### WHAT YOU NEED TO DO
Please copy each line of the listing below in which the word "label" appears.

────────────────────

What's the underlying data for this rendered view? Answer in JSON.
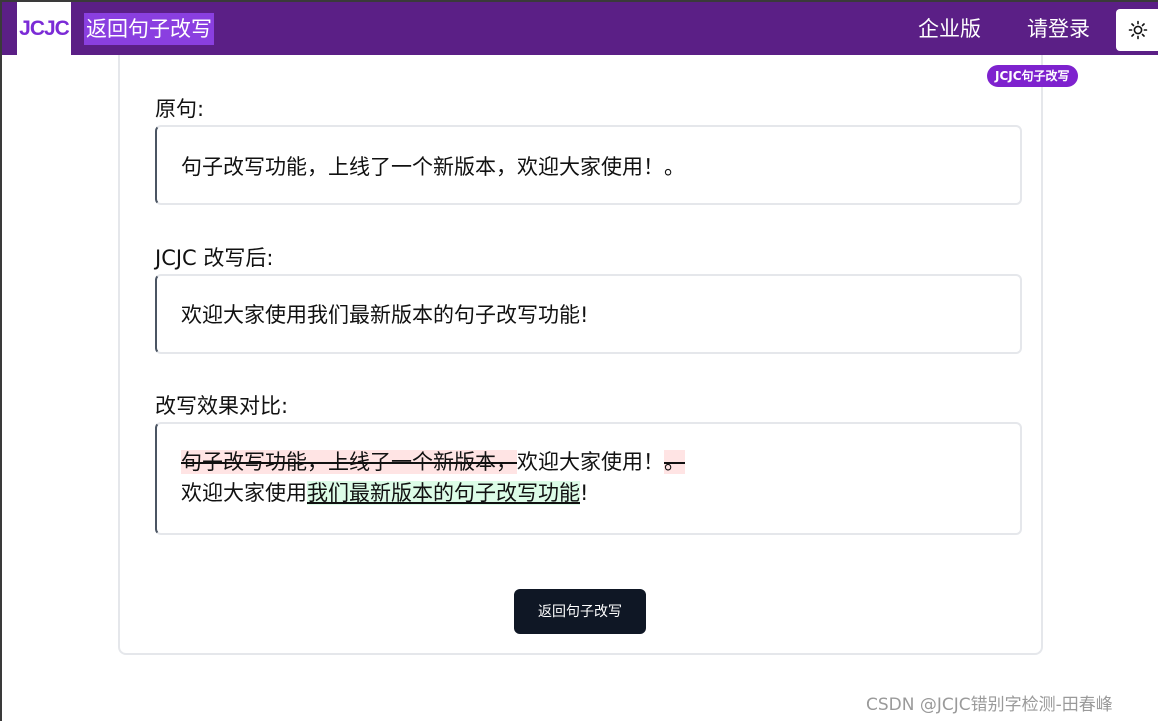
{
  "header": {
    "logo_text": "JCJC",
    "back_link": "返回句子改写",
    "nav_enterprise": "企业版",
    "nav_login": "请登录",
    "theme_icon": "sun-icon"
  },
  "badge": "JCJC句子改写",
  "original": {
    "label": "原句:",
    "text": "句子改写功能，上线了一个新版本，欢迎大家使用！。"
  },
  "rewritten": {
    "label": "JCJC 改写后:",
    "text": "欢迎大家使用我们最新版本的句子改写功能!"
  },
  "comparison": {
    "label": "改写效果对比:",
    "line1": {
      "deleted_1": "句子改写功能，上线了一个新版本，",
      "kept": "欢迎大家使用！",
      "deleted_2": "。"
    },
    "line2": {
      "kept_1": "欢迎大家使用",
      "inserted": "我们最新版本的句子改写功能",
      "kept_2": "!"
    }
  },
  "submit_button": "返回句子改写",
  "watermark": "CSDN @JCJC错别字检测-田春峰",
  "colors": {
    "header_bg": "#5b1f86",
    "accent": "#7e22ce",
    "deleted_bg": "#ffe4e4",
    "inserted_bg": "#dcfce7",
    "button_bg": "#0f1725"
  }
}
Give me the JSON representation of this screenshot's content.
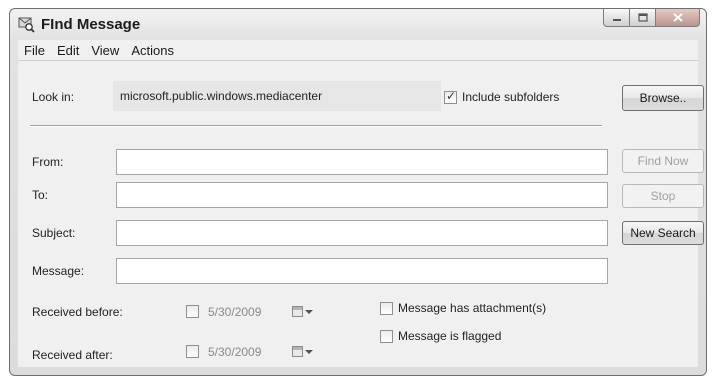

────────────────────

### RESPONSE TO THE EXERCISE
    "label": "原句:",
    "label": "JCJC 改写后:",
    "label": "改写效果对比:",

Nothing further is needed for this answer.